All techniques attracted Miró. He was a genius in engraving, but also a tireless creator of ceramics, with his friend Pepito Artigas. Cover plate for DU magazine, 1963. 

"Cercle rouge, étoile"
"Le Prophète, la Nuit"


Miró was for me like my favourite "uncle". Always attentive and kind. I never let go of him! I am 7 years old in this photo and we are at the Maeght Foundation where Duke Ellington came one afternoon. 
We listened to his piano improvisation accompanied by his musicians. There is no audience, just us, the family. Every year Miró spends several months at my grandparents'. So that he could work, because he couldn't live without it, Grandpa made a beautiful engraving workshop. From there he produced some of his most beautiful engravings. Miró loved this closeness to nature, he wanted to see if his works "stood up" to this beauty. 

Catalogue of the Joan Miró exhibition at the Maeght Foundation in 1968, cover, of course, made by the artist in original lithography. The Maeght Foundation owns 275 works by Miró, including 8 large paintings, 160 sculptures, 73 watercolours, gouaches and drawings on paper, a monumental tapestry, an important stained glass window integrated into the architecture, 28 ceramics, as well as monumental works created especially for the maze garden. In addition, there are hundreds of engravings, lithographs and bibliophile works enhanced with drawings and prints. All of these masterpieces were donated to the Foundation by Joan Miró and my grandparents. It is thanks to their unparalleled generosity that a fabulous heritage has been built up, unique in France, a privileged place to share Joan Miró's dreams.

In 1968, four years after the opening of the Maeght Foundation, my grandfather asked Joan Miró to take over all the rooms to celebrate the artist's 75th birthday. Miró was there, relaxed despite the stakes, in a polo shirt, in the centre of the room, in front of journalists curious about contemporary art. You have to imagine what this represented at the time, finally big walls, spaces for his immense sculptures or ceramics, like the ones on the right, because the Centre Pompidou did not yet exist - it would open in 1977, 13 years after the Maeght Foundation which served as a model. In fact, the Foundation is: a permanent collection, ephemeral exhibitions, a library, artists' studios, integrated music with the Nuits de la Fondation and above all a contemporary building designed to be dedicated to art (the first in France, previously, existing places were used or rehabilitated, Jeu de Paume, Palais de Tokyo, Orangerie...)

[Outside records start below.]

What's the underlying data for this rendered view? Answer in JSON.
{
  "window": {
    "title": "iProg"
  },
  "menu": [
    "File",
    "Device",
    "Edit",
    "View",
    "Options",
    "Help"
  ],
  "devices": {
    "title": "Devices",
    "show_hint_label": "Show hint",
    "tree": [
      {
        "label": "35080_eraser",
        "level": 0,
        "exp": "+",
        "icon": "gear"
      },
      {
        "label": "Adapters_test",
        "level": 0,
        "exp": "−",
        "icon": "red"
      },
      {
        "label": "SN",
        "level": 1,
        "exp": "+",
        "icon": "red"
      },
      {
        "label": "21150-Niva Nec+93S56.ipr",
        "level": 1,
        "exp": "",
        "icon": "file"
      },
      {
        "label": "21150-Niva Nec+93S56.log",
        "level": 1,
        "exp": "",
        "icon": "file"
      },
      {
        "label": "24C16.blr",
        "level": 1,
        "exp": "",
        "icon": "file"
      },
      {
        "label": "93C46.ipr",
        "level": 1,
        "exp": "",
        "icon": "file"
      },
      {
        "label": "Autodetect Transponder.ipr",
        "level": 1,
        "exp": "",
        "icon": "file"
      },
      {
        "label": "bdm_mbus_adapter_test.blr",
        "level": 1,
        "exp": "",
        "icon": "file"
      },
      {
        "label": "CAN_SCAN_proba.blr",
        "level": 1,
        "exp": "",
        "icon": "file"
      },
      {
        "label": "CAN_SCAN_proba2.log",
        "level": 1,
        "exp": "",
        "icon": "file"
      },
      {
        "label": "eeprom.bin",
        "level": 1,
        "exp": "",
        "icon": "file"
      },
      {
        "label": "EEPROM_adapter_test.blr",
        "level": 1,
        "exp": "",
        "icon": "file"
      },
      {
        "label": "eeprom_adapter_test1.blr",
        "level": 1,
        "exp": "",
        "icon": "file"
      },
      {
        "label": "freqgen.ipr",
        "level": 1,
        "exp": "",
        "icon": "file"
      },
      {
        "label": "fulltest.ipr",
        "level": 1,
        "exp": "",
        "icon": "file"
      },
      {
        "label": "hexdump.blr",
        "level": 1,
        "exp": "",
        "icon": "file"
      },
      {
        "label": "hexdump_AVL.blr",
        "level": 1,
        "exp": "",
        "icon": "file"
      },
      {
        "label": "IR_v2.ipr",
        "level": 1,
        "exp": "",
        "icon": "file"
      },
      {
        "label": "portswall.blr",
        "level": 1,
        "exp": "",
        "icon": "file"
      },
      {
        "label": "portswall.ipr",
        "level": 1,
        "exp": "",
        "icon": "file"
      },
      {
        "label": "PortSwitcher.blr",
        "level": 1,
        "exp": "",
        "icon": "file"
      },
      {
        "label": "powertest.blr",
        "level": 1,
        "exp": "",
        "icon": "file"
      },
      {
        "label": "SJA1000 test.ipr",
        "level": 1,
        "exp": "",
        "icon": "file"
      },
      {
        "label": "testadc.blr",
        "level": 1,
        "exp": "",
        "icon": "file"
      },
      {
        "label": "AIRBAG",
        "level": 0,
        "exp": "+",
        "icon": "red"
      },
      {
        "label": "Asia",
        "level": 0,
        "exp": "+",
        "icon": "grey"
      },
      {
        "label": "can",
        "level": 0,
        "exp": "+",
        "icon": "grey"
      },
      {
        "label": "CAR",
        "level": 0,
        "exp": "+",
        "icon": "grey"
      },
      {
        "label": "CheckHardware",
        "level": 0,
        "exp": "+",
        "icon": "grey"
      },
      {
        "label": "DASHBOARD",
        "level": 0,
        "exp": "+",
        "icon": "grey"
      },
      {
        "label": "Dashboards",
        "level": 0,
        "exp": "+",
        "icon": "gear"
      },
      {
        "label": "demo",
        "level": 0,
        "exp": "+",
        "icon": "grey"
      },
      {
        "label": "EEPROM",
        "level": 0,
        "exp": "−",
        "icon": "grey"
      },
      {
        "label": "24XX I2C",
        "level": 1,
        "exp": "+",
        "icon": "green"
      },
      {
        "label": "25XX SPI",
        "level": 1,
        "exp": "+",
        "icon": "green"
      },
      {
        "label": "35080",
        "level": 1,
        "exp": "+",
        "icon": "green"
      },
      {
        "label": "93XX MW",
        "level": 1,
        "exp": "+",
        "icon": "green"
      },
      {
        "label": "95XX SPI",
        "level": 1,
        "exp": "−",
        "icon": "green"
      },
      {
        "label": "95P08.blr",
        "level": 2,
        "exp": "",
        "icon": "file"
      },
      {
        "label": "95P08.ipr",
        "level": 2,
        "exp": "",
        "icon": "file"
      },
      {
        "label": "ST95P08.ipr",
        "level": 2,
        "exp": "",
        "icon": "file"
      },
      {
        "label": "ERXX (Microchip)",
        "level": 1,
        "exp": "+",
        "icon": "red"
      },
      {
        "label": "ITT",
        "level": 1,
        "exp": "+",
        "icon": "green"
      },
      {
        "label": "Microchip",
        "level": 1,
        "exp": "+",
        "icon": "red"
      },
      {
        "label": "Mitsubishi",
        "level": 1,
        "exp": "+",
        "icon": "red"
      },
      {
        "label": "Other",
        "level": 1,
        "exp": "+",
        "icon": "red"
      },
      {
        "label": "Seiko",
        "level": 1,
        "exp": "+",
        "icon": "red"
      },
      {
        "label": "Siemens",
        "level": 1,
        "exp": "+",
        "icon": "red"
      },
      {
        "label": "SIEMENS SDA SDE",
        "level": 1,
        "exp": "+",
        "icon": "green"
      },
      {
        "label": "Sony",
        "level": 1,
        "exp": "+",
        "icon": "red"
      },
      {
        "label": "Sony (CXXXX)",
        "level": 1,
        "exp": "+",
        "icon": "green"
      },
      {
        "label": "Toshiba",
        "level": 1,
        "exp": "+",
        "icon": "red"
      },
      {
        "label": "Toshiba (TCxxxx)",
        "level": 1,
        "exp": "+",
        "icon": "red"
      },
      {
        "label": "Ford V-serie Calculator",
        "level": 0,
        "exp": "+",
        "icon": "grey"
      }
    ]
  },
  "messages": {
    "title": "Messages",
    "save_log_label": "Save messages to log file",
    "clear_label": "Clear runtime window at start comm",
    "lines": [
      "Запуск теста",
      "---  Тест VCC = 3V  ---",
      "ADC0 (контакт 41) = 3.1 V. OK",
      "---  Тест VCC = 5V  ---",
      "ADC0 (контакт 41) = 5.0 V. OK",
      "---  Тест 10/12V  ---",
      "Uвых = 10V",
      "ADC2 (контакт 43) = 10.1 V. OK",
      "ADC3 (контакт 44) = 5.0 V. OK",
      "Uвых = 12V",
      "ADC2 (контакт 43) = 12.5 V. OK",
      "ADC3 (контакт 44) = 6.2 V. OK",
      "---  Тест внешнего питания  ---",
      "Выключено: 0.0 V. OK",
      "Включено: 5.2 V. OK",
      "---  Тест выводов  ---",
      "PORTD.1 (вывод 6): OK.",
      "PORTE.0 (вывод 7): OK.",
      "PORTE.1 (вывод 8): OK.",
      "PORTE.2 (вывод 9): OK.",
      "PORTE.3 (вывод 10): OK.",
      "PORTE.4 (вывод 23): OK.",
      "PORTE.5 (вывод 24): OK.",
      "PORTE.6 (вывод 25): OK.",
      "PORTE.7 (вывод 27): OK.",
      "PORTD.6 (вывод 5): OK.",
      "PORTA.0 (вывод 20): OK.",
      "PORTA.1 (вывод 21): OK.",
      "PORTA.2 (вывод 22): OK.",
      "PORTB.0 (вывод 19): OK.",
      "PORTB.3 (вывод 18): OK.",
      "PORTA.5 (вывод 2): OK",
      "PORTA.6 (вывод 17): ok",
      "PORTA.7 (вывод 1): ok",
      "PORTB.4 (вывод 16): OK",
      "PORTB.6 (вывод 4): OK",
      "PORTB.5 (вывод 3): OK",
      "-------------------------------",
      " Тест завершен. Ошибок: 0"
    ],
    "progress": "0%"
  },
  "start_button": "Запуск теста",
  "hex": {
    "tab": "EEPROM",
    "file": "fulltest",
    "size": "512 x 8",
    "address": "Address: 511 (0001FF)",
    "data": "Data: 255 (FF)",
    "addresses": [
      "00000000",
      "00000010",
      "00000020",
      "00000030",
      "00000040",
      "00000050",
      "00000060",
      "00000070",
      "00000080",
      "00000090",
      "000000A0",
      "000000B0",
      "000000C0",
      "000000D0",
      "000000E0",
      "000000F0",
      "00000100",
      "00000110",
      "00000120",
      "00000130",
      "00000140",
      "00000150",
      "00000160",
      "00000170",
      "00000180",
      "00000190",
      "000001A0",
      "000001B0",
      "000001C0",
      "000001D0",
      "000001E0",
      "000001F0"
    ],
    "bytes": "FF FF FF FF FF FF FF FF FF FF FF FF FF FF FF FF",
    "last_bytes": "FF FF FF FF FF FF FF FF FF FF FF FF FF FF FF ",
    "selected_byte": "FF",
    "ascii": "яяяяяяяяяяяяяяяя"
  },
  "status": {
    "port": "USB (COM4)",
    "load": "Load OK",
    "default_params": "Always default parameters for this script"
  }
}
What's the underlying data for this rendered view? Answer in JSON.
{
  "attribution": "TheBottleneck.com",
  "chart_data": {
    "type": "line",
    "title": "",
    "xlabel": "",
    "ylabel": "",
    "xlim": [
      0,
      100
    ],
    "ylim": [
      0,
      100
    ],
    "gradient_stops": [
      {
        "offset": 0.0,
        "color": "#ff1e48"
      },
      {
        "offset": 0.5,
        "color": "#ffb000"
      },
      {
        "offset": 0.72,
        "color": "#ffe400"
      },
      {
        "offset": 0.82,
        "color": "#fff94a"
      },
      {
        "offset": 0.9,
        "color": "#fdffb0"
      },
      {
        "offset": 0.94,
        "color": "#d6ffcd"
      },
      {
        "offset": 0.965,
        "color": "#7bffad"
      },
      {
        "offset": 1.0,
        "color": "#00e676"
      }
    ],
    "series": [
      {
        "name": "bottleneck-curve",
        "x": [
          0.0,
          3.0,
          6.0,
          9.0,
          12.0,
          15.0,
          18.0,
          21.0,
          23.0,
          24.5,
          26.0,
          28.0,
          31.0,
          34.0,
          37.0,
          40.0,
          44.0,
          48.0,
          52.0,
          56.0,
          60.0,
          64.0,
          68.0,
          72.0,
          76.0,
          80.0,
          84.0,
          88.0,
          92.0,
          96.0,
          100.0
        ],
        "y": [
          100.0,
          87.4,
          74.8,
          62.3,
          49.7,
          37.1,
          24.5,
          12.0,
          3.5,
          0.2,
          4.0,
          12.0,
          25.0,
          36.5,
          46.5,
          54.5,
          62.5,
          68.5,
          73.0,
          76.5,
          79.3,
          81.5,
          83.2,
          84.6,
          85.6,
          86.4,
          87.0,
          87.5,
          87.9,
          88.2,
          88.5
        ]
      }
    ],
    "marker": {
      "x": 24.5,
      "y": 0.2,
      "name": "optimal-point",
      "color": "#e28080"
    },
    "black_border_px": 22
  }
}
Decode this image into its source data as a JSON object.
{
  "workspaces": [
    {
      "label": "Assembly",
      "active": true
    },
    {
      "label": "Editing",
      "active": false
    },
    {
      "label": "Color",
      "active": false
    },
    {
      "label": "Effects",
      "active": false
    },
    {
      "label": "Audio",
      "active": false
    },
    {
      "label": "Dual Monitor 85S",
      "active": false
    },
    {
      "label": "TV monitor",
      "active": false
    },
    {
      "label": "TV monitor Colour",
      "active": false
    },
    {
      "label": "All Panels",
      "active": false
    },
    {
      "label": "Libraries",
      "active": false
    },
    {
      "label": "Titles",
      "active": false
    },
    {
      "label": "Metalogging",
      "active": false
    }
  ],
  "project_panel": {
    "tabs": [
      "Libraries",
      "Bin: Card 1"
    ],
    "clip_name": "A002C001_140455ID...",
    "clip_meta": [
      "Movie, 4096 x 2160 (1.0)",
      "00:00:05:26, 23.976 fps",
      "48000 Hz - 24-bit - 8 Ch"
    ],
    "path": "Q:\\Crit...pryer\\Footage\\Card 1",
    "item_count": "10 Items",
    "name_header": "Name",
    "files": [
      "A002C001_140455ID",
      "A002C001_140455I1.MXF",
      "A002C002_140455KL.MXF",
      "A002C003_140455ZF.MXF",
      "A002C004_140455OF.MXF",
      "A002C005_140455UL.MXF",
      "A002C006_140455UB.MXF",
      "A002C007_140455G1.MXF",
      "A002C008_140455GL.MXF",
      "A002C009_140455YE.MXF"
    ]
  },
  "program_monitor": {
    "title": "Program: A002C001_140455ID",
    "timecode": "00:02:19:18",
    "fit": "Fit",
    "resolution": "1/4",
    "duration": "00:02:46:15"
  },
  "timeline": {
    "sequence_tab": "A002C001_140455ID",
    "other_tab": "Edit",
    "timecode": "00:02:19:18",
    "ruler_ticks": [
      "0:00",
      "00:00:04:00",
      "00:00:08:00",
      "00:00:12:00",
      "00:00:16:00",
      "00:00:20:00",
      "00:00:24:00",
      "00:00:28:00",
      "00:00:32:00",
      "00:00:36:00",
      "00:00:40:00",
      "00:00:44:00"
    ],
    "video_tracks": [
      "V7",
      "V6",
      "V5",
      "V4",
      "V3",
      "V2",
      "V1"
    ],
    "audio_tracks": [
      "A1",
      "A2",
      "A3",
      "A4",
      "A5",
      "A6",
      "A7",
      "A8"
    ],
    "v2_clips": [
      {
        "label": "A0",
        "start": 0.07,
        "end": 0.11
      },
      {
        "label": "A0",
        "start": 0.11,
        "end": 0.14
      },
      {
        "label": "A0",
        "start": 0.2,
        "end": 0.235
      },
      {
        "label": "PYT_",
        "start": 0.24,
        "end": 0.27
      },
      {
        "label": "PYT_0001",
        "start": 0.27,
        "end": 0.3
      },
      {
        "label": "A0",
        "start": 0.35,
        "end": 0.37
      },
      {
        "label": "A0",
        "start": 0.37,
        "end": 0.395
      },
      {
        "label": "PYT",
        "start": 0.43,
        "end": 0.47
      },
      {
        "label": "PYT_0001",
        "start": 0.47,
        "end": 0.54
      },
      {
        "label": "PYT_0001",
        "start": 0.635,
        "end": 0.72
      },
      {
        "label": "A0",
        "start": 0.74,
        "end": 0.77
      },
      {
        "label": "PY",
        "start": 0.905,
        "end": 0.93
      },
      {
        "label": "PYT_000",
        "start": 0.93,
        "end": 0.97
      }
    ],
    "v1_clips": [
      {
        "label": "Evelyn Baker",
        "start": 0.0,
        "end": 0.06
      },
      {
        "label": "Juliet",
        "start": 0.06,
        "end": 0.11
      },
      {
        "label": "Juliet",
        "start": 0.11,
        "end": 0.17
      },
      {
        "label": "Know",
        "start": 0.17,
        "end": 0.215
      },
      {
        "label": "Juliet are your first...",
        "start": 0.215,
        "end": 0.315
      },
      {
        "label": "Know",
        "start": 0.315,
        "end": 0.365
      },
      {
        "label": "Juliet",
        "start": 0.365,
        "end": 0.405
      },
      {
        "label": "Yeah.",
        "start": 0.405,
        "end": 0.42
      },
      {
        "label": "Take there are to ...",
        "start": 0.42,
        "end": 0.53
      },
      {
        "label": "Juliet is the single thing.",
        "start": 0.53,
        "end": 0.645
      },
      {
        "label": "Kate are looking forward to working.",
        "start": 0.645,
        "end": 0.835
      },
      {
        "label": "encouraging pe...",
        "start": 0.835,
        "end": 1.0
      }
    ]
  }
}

"Femme et oiseaux", 1968. I have always been fascinated by Miró's daring, as here, at the age of 75, to tackle a two-metre high canvas. He had extreme mental strength. 

Joan Miró by his friend Francesc Catala-Roca, 1968. 
Joan Miró in all simplicity in the courtyard of the Maeght Foundation, next to one of his sculptures.

The book La Saga Maeght by Yoyo Maeght, with dedication. Link here